Entries provided: Begin
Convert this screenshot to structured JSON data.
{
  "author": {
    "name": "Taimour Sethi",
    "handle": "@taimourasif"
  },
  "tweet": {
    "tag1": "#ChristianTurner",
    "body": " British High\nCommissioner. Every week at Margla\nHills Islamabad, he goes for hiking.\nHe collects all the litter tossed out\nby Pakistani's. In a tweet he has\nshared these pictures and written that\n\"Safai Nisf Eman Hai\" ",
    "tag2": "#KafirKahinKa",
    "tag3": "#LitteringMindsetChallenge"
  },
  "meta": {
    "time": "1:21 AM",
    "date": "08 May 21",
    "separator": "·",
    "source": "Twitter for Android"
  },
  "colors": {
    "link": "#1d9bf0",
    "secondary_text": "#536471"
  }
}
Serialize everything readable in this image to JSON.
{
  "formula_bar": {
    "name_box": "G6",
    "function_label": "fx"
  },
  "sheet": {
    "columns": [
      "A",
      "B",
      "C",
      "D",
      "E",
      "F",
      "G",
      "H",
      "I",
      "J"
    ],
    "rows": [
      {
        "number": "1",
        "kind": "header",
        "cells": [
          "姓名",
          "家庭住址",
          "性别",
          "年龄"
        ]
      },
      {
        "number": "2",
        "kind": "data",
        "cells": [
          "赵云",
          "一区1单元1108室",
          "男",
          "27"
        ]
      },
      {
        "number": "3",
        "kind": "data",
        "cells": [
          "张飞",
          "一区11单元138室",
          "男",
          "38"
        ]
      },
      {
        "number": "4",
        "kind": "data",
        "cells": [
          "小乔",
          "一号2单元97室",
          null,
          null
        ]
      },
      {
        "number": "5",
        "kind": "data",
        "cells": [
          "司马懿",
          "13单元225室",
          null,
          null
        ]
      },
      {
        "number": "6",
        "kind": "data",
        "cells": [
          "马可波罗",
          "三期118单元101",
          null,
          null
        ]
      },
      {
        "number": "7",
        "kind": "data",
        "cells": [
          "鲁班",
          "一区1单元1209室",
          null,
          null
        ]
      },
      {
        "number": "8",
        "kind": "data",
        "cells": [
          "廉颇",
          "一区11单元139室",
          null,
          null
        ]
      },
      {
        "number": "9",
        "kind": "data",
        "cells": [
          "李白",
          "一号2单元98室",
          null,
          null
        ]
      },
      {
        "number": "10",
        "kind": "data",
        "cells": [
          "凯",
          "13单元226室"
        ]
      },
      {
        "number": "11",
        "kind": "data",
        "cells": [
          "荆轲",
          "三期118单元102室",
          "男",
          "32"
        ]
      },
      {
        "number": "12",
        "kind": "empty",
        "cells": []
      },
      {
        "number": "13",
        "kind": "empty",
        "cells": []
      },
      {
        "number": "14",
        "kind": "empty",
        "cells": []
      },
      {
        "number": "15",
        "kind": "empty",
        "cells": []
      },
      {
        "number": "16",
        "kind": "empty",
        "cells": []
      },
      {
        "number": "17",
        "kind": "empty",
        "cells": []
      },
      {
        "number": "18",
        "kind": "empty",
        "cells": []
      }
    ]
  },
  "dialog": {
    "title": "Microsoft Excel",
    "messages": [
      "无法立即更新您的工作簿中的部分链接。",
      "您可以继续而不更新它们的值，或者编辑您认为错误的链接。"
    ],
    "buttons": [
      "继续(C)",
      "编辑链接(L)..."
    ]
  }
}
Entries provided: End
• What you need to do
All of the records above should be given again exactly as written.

• Your response
Convert this screenshot to structured JSON data.
{
  "author": {
    "name": "Taimour Sethi",
    "handle": "@taimourasif"
  },
  "tweet": {
    "tag1": "#ChristianTurner",
    "body": " British High\nCommissioner. Every week at Margla\nHills Islamabad, he goes for hiking.\nHe collects all the litter tossed out\nby Pakistani's. In a tweet he has\nshared these pictures and written that\n\"Safai Nisf Eman Hai\" ",
    "tag2": "#KafirKahinKa",
    "tag3": "#LitteringMindsetChallenge"
  },
  "meta": {
    "time": "1:21 AM",
    "date": "08 May 21",
    "separator": "·",
    "source": "Twitter for Android"
  },
  "colors": {
    "link": "#1d9bf0",
    "secondary_text": "#536471"
  }
}
Serialize everything readable in this image to JSON.
{
  "formula_bar": {
    "name_box": "G6",
    "function_label": "fx"
  },
  "sheet": {
    "columns": [
      "A",
      "B",
      "C",
      "D",
      "E",
      "F",
      "G",
      "H",
      "I",
      "J"
    ],
    "rows": [
      {
        "number": "1",
        "kind": "header",
        "cells": [
          "姓名",
          "家庭住址",
          "性别",
          "年龄"
        ]
      },
      {
        "number": "2",
        "kind": "data",
        "cells": [
          "赵云",
          "一区1单元1108室",
          "男",
          "27"
        ]
      },
      {
        "number": "3",
        "kind": "data",
        "cells": [
          "张飞",
          "一区11单元138室",
          "男",
          "38"
        ]
      },
      {
        "number": "4",
        "kind": "data",
        "cells": [
          "小乔",
          "一号2单元97室",
          null,
          null
        ]
      },
      {
        "number": "5",
        "kind": "data",
        "cells": [
          "司马懿",
          "13单元225室",
          null,
          null
        ]
      },
      {
        "number": "6",
        "kind": "data",
        "cells": [
          "马可波罗",
          "三期118单元101",
          null,
          null
        ]
      },
      {
        "number": "7",
        "kind": "data",
        "cells": [
          "鲁班",
          "一区1单元1209室",
          null,
          null
        ]
      },
      {
        "number": "8",
        "kind": "data",
        "cells": [
          "廉颇",
          "一区11单元139室",
          null,
          null
        ]
      },
      {
        "number": "9",
        "kind": "data",
        "cells": [
          "李白",
          "一号2单元98室",
          null,
          null
        ]
      },
      {
        "number": "10",
        "kind": "data",
        "cells": [
          "凯",
          "13单元226室"
        ]
      },
      {
        "number": "11",
        "kind": "data",
        "cells": [
          "荆轲",
          "三期118单元102室",
          "男",
          "32"
        ]
      },
      {
        "number": "12",
        "kind": "empty",
        "cells": []
      },
      {
        "number": "13",
        "kind": "empty",
        "cells": []
      },
      {
        "number": "14",
        "kind": "empty",
        "cells": []
      },
      {
        "number": "15",
        "kind": "empty",
        "cells": []
      },
      {
        "number": "16",
        "kind": "empty",
        "cells": []
      },
      {
        "number": "17",
        "kind": "empty",
        "cells": []
      },
      {
        "number": "18",
        "kind": "empty",
        "cells": []
      }
    ]
  },
  "dialog": {
    "title": "Microsoft Excel",
    "messages": [
      "无法立即更新您的工作簿中的部分链接。",
      "您可以继续而不更新它们的值，或者编辑您认为错误的链接。"
    ],
    "buttons": [
      "继续(C)",
      "编辑链接(L)..."
    ]
  }
}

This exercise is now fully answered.